Both structures have added nuanced cultural expression to their respective cities, and both highlight that, given the diversity and cultural depth within Africa, there can be no single definition of African architecture. What African countries do share, however, is a colonial history, a struggle to emerge from that yoke and a desire to assert themselves.
This, in a city context, brings particular challenges since architecture cannot be disentangled from increasing social and environmental pressures on our urban agglomerations. As growing African cities battle massive infrastructure challenges, urban sprawl, decaying inner cities, gated communities and a steady reduction in green spaces, it is becoming evident that African architects must forge a new direction.
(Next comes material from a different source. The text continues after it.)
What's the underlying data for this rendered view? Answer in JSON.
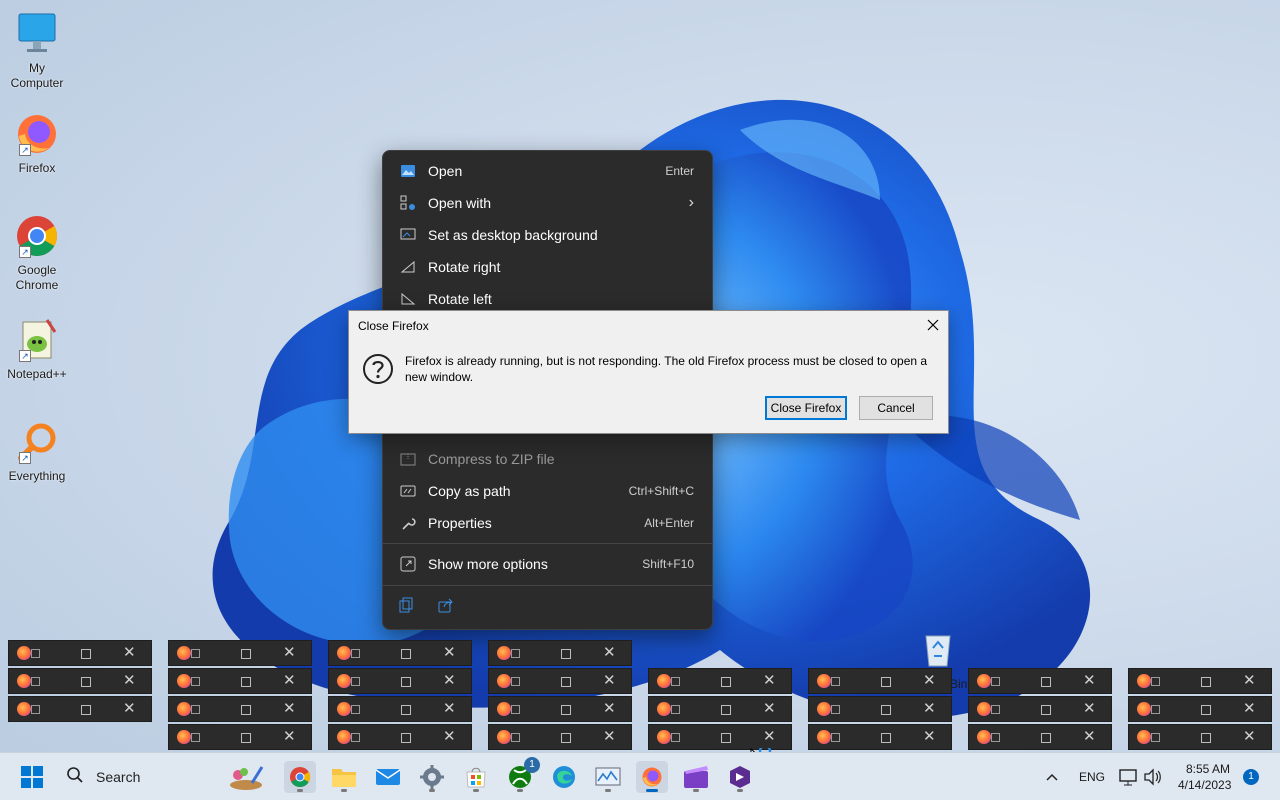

Sustainable design, appropriate responses to a given regional context, cultural appreciation and respect for the community impacted by their work, are among the approaches being adopted by those trend-setters who are emboldened to draw on the past as they solve the problems of tomorrow.
About the author
Chris Malan is a senior director at Co-Arc International Architects with over thirty years' professional experience. As a young architect in training Malan accepted a solitary year-long posting to Botshabelo township outside Bloemfontein. Here, faced with the harsh realities of apartheid in South Africa, he saw his understanding of the role of an architect in this country challenged and in need of significant adjustment. Seeking a broader perspective, he embarked on a gap year in Europe from which he returned at the end of 1989, when global political shifts heralded political change at home. He joined Meyer Pienaar Architects in Johannesburg, and was appointed an associate in the firm four years later. In this role he immersed himself in developmental challenges of the country, and helped navigate Meyer Pienaar through difficult years of transition, a period which culminated in 2005 with the establishment of Co-Arc International, of which he is a founding director. Malan has made award-winning contributions to architecture and to urban design in the post-apartheid South African context.